“This one’s from Florence,” said Miranda Smith, pointing across the trail to a fallen tree.
The tree is evidence of a storm long since passed. It was knocked down during Hurricane Florence.
“Well, you really think a hurricane impacts you once, but I know people who are still not in their houses from this hurricane,” Smith said.
The students all lived through the storm and come from towns that suffered major damage. They are now part of a group of 50 NC State University students participating in a study of the storm and its aftermath .
“They are documenting the impact and what we are doing is sort of a snapshot survey, if you will,” said Madhu Katti, a professor at NC State’s Department of Forestry and Environmental Resources.
The students are working in teams equipped with 360 degree cameras allowing them photograph all the damage they see. They are spread out over eastern North Carolina from the coast to Lumberton.
“I can’t even imagine what it looked like during the hurricane,” said Kristine Banet.
Rising sophomore Samantha Godfrey is from Sanford. Her family lost their home when Hurricane Matthew flooded the area while she was in high school.
“When I heard about the research being done for other hurricanes I thought I could contribute,” she said.

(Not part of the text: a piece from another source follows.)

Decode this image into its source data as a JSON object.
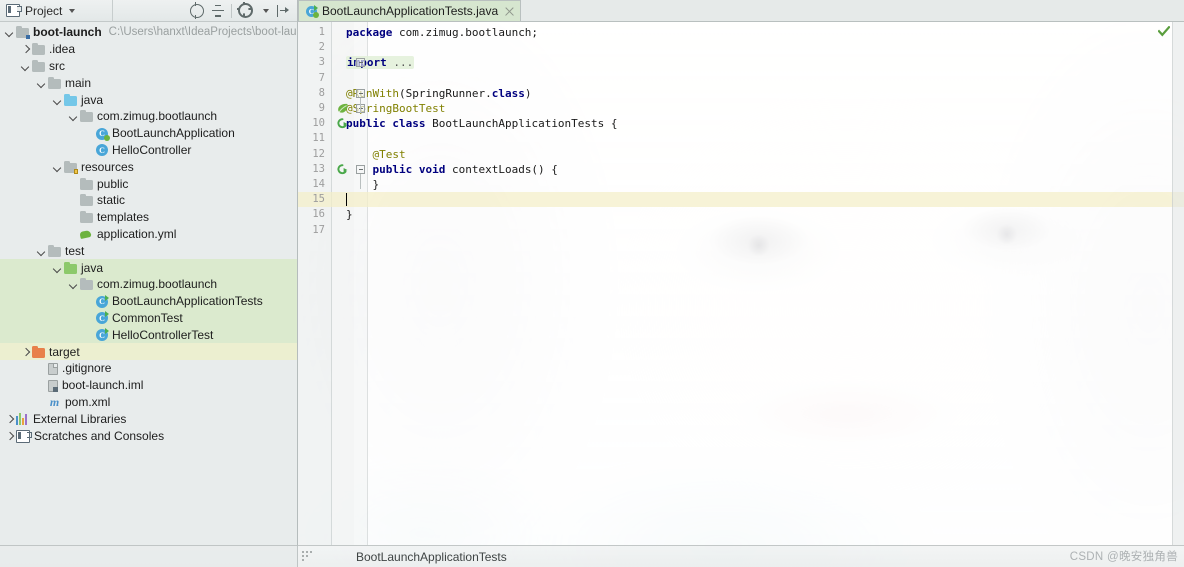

Godfrey said she struggled in school immediately following Matthew and couldn’t believe another storm was headed right for the area a year later. She knows North Carolina is often in the path of large storms and hopes what she is doing will prove useful.
“If this research does go on to help other people who have had effects from hurricanes like I have it’s worth it completely,” she said.
The students are visiting some areas that haven’t been seen or touched by humans since Florence came through. A boat launch near the Deep River in Chatham County provides a perfect example. The bank is still coated with about a foot of dried and hardened mud and you can see traces of mud high on the leaves on the trees showing where the water rested during the storm.
“Basically, like wherever you can see the mud up on the trees, it goes up eight to 10 feet, that’s how high the water was,” Godfrey said.
The students work with park rangers and local authorities to confirm what they are looking at is from Florence.
Researchers plan to eventually share this data with local communities, providing valuable information for dealing with future storms.
“We can do long-term monitoring of these sites and be able to document how these sites change over time,” said Katti.
The study was made possible by a $200,000 grant from the National Science Foundation. NC State originally planned this research for winter break but the project was delayed because of the government shutdown in December and January.
The results of the study will be shared with the public as part of a multi-media presentation at NC State’s library this fall.